Since the September 2007 closure of NetBank in Alpharetta, Ga., there have been 41 bank closures ranging in size from the $19 million Hume Bank in Rich Hill, Mo., to the historic $307 billion collapse of Washington Mutual. When will it end? Not any time soon, forecasters say.

Largely driven by high exposure to single-family subprime and construction lending gone sour, the failures have exacerbated an economy in free fall by further constricting any realistic availability of debt during the credit crisis. And despite recent financial stability efforts and foreclosure protections announced by the federal government, things are probably going to get worse before they get better.

That's the bottom line, according to "Loan Distress and Bank Failures: Recent History, Current Conditions and Near-term Outlook," a report released at the end of February by Oakland, Calif.-based Foresight Analytics, which projects larger and more frequent bank failures through the balance of this year.

"Our outlook is for a further acceleration in the pace of bank failures resulting in an additional 81 failures through the third quarter of 2009," says the study, authored by Foresight partners Matthew Anderson and Susan Persin. "This would bring the year-to-date total to 95 closures and the total number in the current cycle to 122."

Multifamily real estate, which was largely supported by conduit and GSE financing over the past decade, is somewhat insulated from the bank failure crisis. Nevertheless, the industry will face indirect impacts in the form of job losses and a dearth of refinance opportunities, as some $210 million in sector mortgages mature over the next 24 months.

"Not withstanding those five- to 10-unit properties where a lot of local banks might have taken on deals, the vast majority of multifamily over the past 10 years has been financed through the agencies or through Wall Street," says Matt McManus, chairman of NAI BlueStone Real Estate Capital, a Philadelphia-based commercial real estate investment banking and advisory firm that secures debt, mezzanine, equity, and sponsor equity financing for investors, operators, owners, and developers

"I don't think that there is enough exposure to banks that the number of banks that are failing are going to really have any impact to the multifamily industry," McManus continues. "But indirectly, whatever bank goes under, there are a few less dollars that can be loaned out to job-creating vehicles."

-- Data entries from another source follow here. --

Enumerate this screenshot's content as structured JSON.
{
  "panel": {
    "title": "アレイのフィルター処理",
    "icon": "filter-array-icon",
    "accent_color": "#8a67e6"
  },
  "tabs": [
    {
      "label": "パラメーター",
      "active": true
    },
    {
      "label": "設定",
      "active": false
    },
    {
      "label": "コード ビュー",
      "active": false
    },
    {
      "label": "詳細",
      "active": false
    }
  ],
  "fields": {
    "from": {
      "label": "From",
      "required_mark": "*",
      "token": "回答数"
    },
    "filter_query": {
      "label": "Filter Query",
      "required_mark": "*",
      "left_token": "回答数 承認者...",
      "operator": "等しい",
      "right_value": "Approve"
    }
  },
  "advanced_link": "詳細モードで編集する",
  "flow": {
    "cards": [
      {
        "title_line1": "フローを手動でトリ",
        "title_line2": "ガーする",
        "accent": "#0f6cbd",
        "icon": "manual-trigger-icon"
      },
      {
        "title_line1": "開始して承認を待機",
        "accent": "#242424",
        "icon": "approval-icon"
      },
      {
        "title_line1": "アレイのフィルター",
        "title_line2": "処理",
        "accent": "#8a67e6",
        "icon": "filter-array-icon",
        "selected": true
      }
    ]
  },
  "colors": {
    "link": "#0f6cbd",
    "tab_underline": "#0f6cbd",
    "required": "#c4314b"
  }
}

Regional unemployment figures catalyzed by bank failure are certain to hit multifamily operators already struggling with tough property fundamentals. "The broader impact is being felt very clearly in higher vacancy rates and falling rents," says report author Anderson. "But the other 800-pound gorilla is what happens with commercial [and multifamily] real estate. So far, multifamily delinquencies and defaults have not been that bad, but they have spiked significantly upward. By our calculations, there is $210 million in multifamily mortgages coming due between now and 2011. Quite a bit of that will face some difficulty in getting funded, despite the activity of the GSEs."

Indeed, McManus reports a wide disparity between Freddie Mac re-financing terms and what is readily available in the market for a Class A stabilized apartment property in Philadelphia. "We can't find a bank that is within 80 percent of Freddie Mac's proceeds," McManus says. "That's how conservative banks are being today. They underwrite to shorter amortizations, higher debt service ratios, and sometimes artificially high constants to make a 60 percent LTV-type loan versus a 75 percent or 80 percent LTV."

Andersen says that the Federal Deposit Insurance Corp. (FDIC) has shown itself to be adept in handling the failures thus far but warns that trouble could loom if the current pace of bank closures continues or even accelerates into 2010.

"The FDIC seems to think they can handle it and have raised assessment rates on deposits to replenish the fund?and that will help," he says. "If our expectation of 100 or more failures this year materializes, the deposit insurance fund will be pressured but should be able to dig out. If 2010 is worse than 2009, it'll be back to the drawing board in terms of figuring out how we are going to pay for it."